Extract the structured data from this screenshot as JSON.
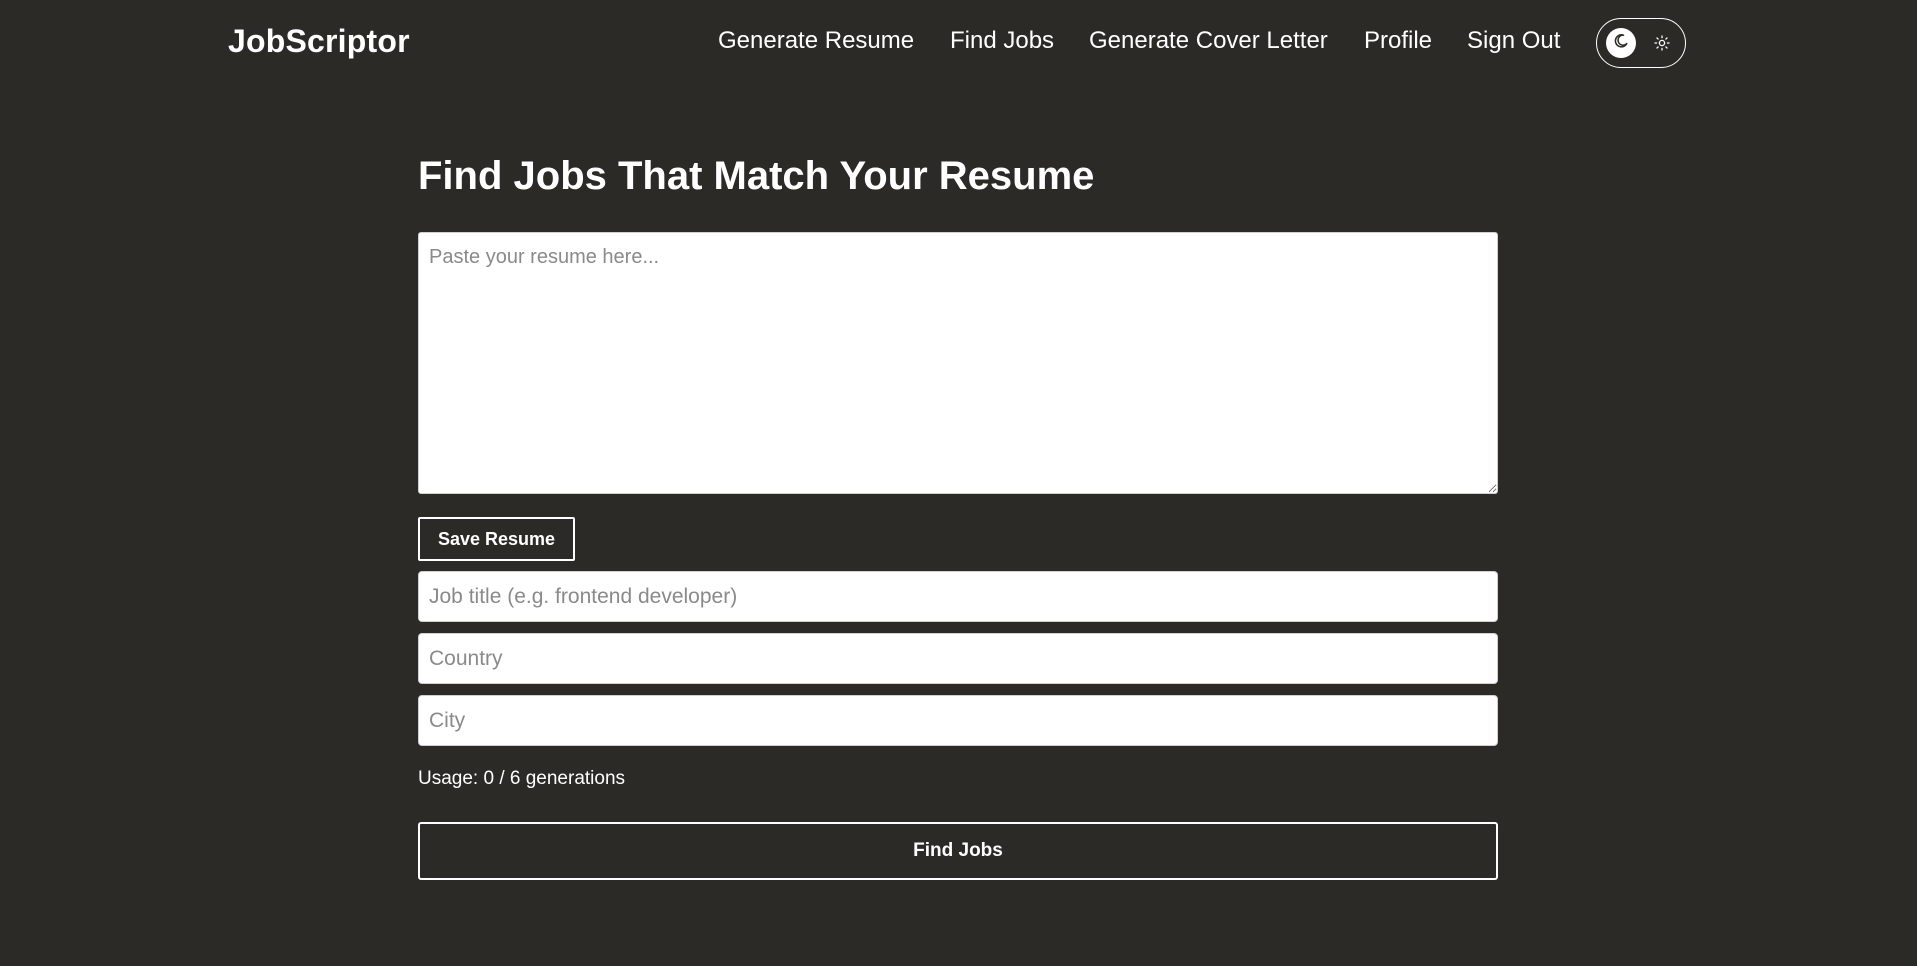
{
  "header": {
    "logo": "JobScriptor",
    "nav": [
      {
        "label": "Generate Resume"
      },
      {
        "label": "Find Jobs"
      },
      {
        "label": "Generate Cover Letter"
      },
      {
        "label": "Profile"
      },
      {
        "label": "Sign Out"
      }
    ],
    "theme_toggle": {
      "mode": "dark",
      "icons": [
        "moon-icon",
        "sun-icon"
      ]
    }
  },
  "main": {
    "title": "Find Jobs That Match Your Resume",
    "resume": {
      "value": "",
      "placeholder": "Paste your resume here..."
    },
    "save_label": "Save Resume",
    "job_title": {
      "value": "",
      "placeholder": "Job title (e.g. frontend developer)"
    },
    "country": {
      "value": "",
      "placeholder": "Country"
    },
    "city": {
      "value": "",
      "placeholder": "City"
    },
    "usage": "Usage: 0 / 6 generations",
    "find_label": "Find Jobs"
  },
  "colors": {
    "background": "#2c2a26",
    "text": "#ffffff",
    "input_background": "#ffffff",
    "placeholder": "#8a8a8a"
  }
}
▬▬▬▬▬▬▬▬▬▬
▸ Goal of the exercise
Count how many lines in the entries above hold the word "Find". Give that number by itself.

▸ Written response
3